NLB TLS Termination
Managing TLS certificates (and related configuration) for production cluster workloads is both time consuming, and high risk. For example, storing multiple copies of a certificate secret key in the cluster may increases the chances of it being compromised. Additionally, TLS can be complicated to configure and implement properly.
Traditionally, TLS termination at the load balancer step required using more expensive application load balancers (ALBs). AWS introduced TLS termination for network load balancers (NLBs) for enhanced security and cost effectiveness.
The TLS implementation used by the AWS NLB is formally verified and maintained. Additionally, AWS Certificate Manager (ACM) is used, fully isolating your cluster from access to the private key.
An external client transmits a request to the NLB. The request is encrypted with TLS using the production (e.g., client facing) certificate, and on port 443.
The NLB decrypts the request, and transmits it on to your cluster on port 80. It follows the standard request routing configured within the cluster. Notably, the request received within the cluster includes the actual origin IP address of the external client. Alternate ports may be configured.
The NLB may be configured to maintain the source (i.e., client) IP address. However, there are some limitations. Review Client IP Preservation in the AWS docs.
✅ Access to DNS records for domain name.
Review the docs on registering domains with AWS's Route 53. Alternate DNS providers may be used, such as Google Domains or Namecheap.
Later, a subdomain (e.g., demo-service.gcline.us) will be created, pointing to the NLB. Access to the DNS records is required to generate a TLS certificate for use by the NLB.
✅ AWS Load Balancer Controller Installed
Generally, setting up the Load Balancer Controller has two steps: enabling IAM roles for service accounts, and adding the controller to the cluster. The IAM role allows the controller in the Kubernetes cluster to manage AWS resources. Learn more about IAM roles for service accounts.
Generate TLS Certificate¶
Create a public TLS certificate for the domain using AWS Certificate Manager (ACM). This is streamlined when the domain is managed by Route 53. Review the AWS Certificate Manager Docs.
The domain name on the TLS certificate must correspond to the planned domain name for the kubernetes service.
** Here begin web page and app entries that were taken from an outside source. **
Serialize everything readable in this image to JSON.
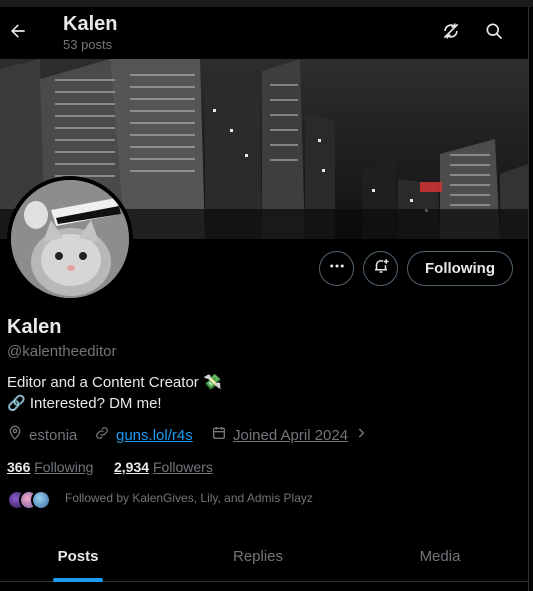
{
  "header": {
    "title": "Kalen",
    "subtitle": "53 posts"
  },
  "icons": {
    "back": "arrow-left-icon",
    "sync": "sync-off-icon",
    "search": "search-icon",
    "more": "more-horizontal-icon",
    "notify": "bell-plus-icon",
    "location": "location-pin-icon",
    "link": "link-icon",
    "calendar": "calendar-icon",
    "chevron": "chevron-right-icon"
  },
  "profile": {
    "following_button": "Following",
    "name": "Kalen",
    "handle": "@kalentheeditor",
    "bio_line1": "Editor and a Content Creator",
    "bio_emoji1": "💸",
    "bio_emoji2": "🔗",
    "bio_line2": "Interested? DM me!",
    "location": "estonia",
    "link": "guns.lol/r4s",
    "joined": "Joined April 2024"
  },
  "stats": {
    "following_count": "366",
    "following_label": "Following",
    "followers_count": "2,934",
    "followers_label": "Followers"
  },
  "mutual": {
    "text": "Followed by KalenGives, Lily, and Admis Playz"
  },
  "tabs": [
    {
      "label": "Posts",
      "active": true
    },
    {
      "label": "Replies",
      "active": false
    },
    {
      "label": "Media",
      "active": false
    }
  ],
  "colors": {
    "accent": "#1d9bf0",
    "text_primary": "#e7e9ea",
    "text_secondary": "#71767b",
    "border": "#536471"
  }
}
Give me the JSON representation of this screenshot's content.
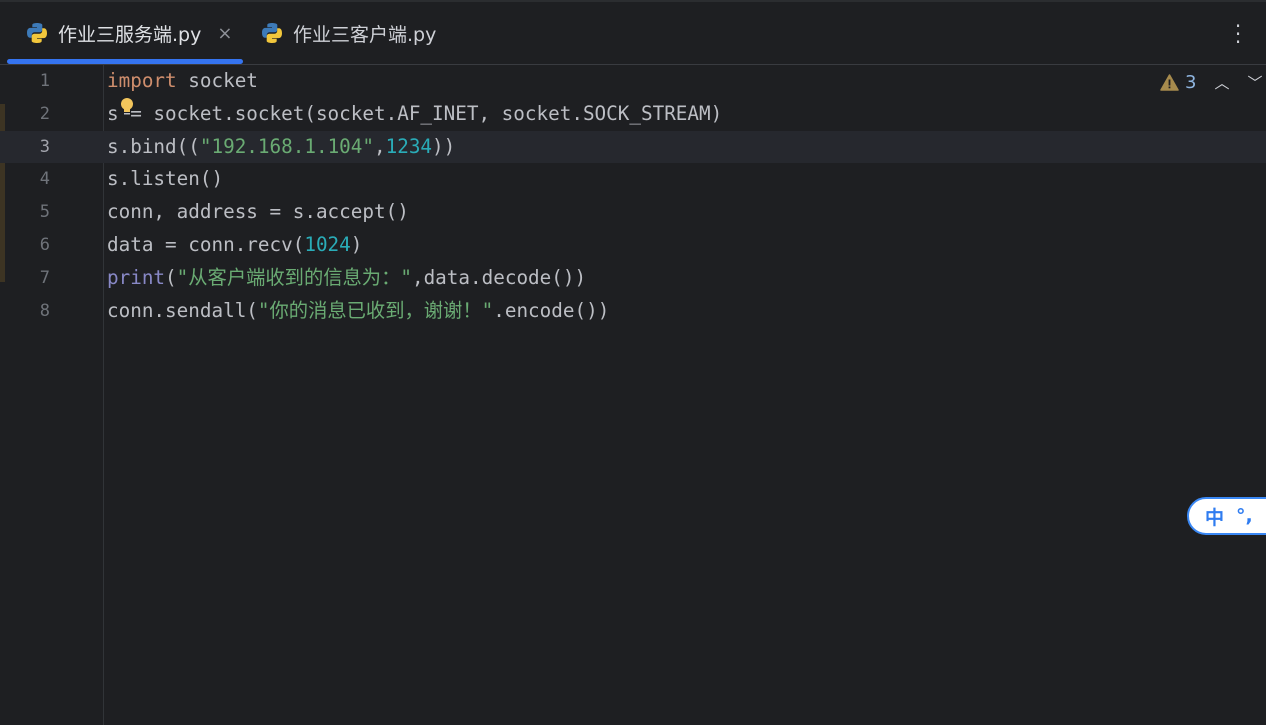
{
  "tabs": [
    {
      "label": "作业三服务端.py",
      "active": true,
      "icon": "python-icon"
    },
    {
      "label": "作业三客户端.py",
      "active": false,
      "icon": "python-icon"
    }
  ],
  "tab_close": "×",
  "more_menu": "⋮",
  "inspection": {
    "icon": "warning-icon",
    "count": "3",
    "prev": "⌃",
    "next": "⌄"
  },
  "current_line": 3,
  "lines": [
    {
      "n": "1",
      "tokens": [
        {
          "t": "import",
          "c": "kw"
        },
        {
          "t": " socket",
          "c": "df"
        }
      ]
    },
    {
      "n": "2",
      "tokens": [
        {
          "t": "s = socket.socket(socket.AF_INET, socket.SOCK_STREAM)",
          "c": "df"
        }
      ]
    },
    {
      "n": "3",
      "tokens": [
        {
          "t": "s.bind((",
          "c": "df"
        },
        {
          "t": "\"192.168.1.104\"",
          "c": "str"
        },
        {
          "t": ",",
          "c": "df"
        },
        {
          "t": "1234",
          "c": "num"
        },
        {
          "t": "))",
          "c": "df"
        }
      ]
    },
    {
      "n": "4",
      "tokens": [
        {
          "t": "s.listen()",
          "c": "df"
        }
      ]
    },
    {
      "n": "5",
      "tokens": [
        {
          "t": "conn, address = s.accept()",
          "c": "df"
        }
      ]
    },
    {
      "n": "6",
      "tokens": [
        {
          "t": "data = conn.recv(",
          "c": "df"
        },
        {
          "t": "1024",
          "c": "num"
        },
        {
          "t": ")",
          "c": "df"
        }
      ]
    },
    {
      "n": "7",
      "tokens": [
        {
          "t": "print",
          "c": "bi"
        },
        {
          "t": "(",
          "c": "df"
        },
        {
          "t": "\"从客户端收到的信息为：\"",
          "c": "str"
        },
        {
          "t": ",data.decode())",
          "c": "df"
        }
      ]
    },
    {
      "n": "8",
      "tokens": [
        {
          "t": "conn.sendall(",
          "c": "df"
        },
        {
          "t": "\"你的消息已收到，谢谢！\"",
          "c": "str"
        },
        {
          "t": ".encode())",
          "c": "df"
        }
      ]
    }
  ],
  "ime": {
    "mode": "中",
    "punct": "°,"
  },
  "colors": {
    "background": "#1e1f22",
    "accent": "#3574f0",
    "keyword": "#cf8e6d",
    "string": "#6aab73",
    "number": "#2aacb8",
    "builtin": "#8888c6",
    "warning": "#a68a4d"
  }
}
The domain name may be specified explicitly (e.g., tls-demo.gcline.us), or a wildcard certificate can be used (e.g., *.gcline.us).
If the domain is registered with Route53, the TLS certificate request will automatically be approved. Otherwise, follow ACM console the instructions to create a DNS record to validate the domain.
After validation, the certificate will be available for use in your AWS account.
Note the ARN of the certificate, which uniquely identifies it in kubernetes config files.
Create Service with new NLB¶
Add annotations to a load balancer service to enable NLB TLS termination, before the traffic reaches Envoy. The annotations are actioned by the load balancer controller. Review all the NLB annotations on GitHub.
|explicitly requires an NLB, instead of an ALB
|route traffic directly to the pod IP
|An internet-facing load balancer has a publicly resolvable DNS name
|identifies the TLS certificate used by the NLB
|determines the port the NLB should listen for TLS traffic on
- port: 443
Get domain name using kubectl.
The service name and namespace were defined above.
kubectl get svc MyAppSvc --namespace dev
NAME TYPE CLUSTER-IP EXTERNAL-IP PORT(S) AGE
envoy LoadBalancer 10.100.24.154 k8s-<namespace>-<service_name>-xxxxxxxxxx-xxxxxxxxxxxxxxxx.elb.<region_code>.amazonaws.com 443:31606/TCP 40d
Note the last 4 digits of the domain name for the NLB. For example, "bb1f".
Setup DNS alias for NLB
Create a DNS record pointing from a friendly name (e.g., tls-demo.gcline.us) to the NLB domain (e.g., bb1f.elb.us-east-2.amazonaws.com).
For AWS's Route 53, follow the instructions below. If you use a different DNS provider, follow their instructions for creating a CNAME record.
First, create a new record in Route 53.
Use the "A" record type, and enable the "alias" option. This option attaches the DNS record to the AWS resource, without requiring an extra lookup step for clients.
Select the NLB resource. Double check the region, and use the last 4 digits (noted earlier) to select the proper resource.
Attempt to access the NLB domain at port 443 with HTTPS/TLS. Is the connection successful? What certificate is used? Does it reach the expected endpoint within the cluster?